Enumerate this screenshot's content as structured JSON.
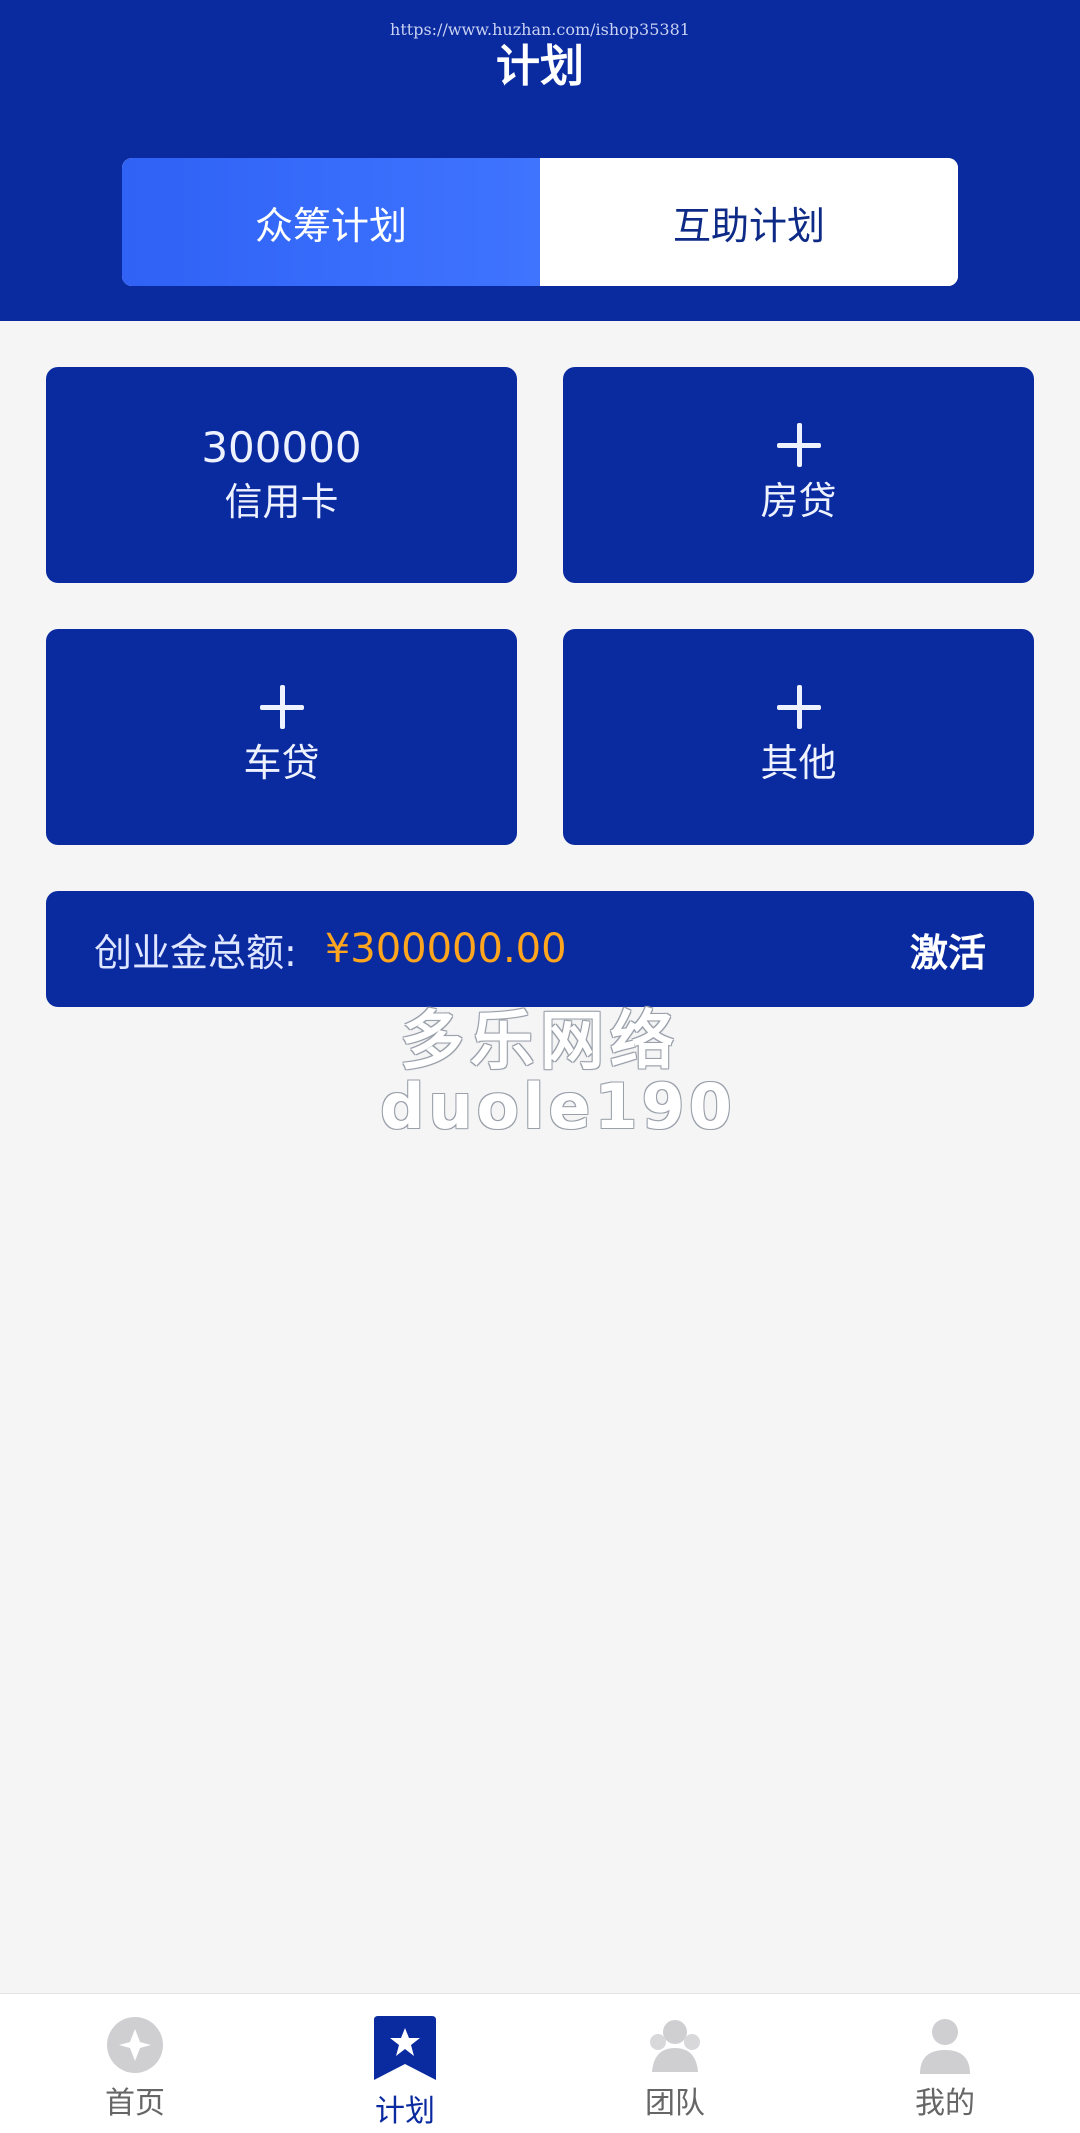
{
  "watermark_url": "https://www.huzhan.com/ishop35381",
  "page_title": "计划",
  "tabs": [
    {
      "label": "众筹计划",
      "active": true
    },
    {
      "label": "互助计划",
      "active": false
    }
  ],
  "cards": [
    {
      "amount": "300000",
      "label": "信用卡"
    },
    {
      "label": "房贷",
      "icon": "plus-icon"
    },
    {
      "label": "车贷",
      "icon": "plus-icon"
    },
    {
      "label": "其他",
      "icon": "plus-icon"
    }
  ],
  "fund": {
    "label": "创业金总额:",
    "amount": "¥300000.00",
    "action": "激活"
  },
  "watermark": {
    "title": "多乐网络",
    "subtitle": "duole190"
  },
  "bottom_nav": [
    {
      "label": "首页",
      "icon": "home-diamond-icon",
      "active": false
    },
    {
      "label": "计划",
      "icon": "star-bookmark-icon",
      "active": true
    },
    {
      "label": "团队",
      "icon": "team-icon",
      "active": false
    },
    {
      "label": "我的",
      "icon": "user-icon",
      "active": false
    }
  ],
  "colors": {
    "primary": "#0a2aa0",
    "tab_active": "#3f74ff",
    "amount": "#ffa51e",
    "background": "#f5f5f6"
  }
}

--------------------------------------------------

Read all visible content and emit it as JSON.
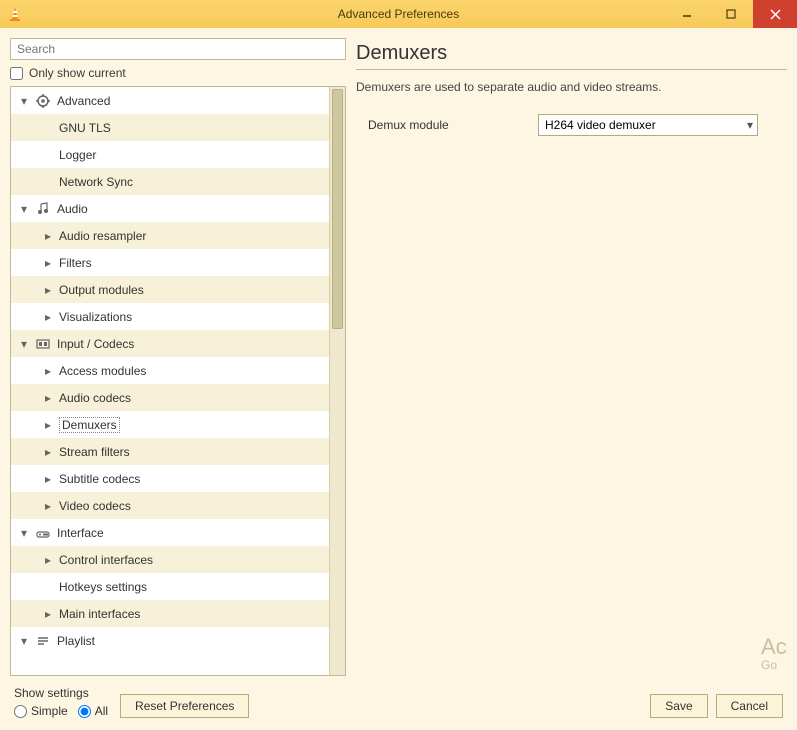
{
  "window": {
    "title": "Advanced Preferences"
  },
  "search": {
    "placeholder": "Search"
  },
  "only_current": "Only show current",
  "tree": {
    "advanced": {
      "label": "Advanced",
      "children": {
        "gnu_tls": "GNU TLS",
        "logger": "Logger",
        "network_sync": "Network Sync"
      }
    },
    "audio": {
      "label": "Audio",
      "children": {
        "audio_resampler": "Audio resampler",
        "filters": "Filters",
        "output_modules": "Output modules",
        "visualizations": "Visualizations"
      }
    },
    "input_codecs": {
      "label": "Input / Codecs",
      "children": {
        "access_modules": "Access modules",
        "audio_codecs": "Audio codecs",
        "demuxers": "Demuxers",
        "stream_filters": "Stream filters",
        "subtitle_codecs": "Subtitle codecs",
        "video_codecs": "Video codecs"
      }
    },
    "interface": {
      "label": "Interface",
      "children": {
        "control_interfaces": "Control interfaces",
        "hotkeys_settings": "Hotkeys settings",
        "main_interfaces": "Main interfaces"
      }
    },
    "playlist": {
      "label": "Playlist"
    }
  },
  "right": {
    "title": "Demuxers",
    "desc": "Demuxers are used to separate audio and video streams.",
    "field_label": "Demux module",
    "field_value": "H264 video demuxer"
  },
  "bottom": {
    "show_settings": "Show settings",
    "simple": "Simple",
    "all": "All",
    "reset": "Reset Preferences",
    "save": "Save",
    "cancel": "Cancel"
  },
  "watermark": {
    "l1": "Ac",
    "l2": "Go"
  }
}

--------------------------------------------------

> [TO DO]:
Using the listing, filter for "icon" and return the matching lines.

> [YOUR RESPONSE]:
      "icon": "plus-icon"
      "icon": "plus-icon"
      "icon": "plus-icon"
      "icon": "home-diamond-icon",
      "icon": "star-bookmark-icon",
      "icon": "team-icon",
      "icon": "user-icon",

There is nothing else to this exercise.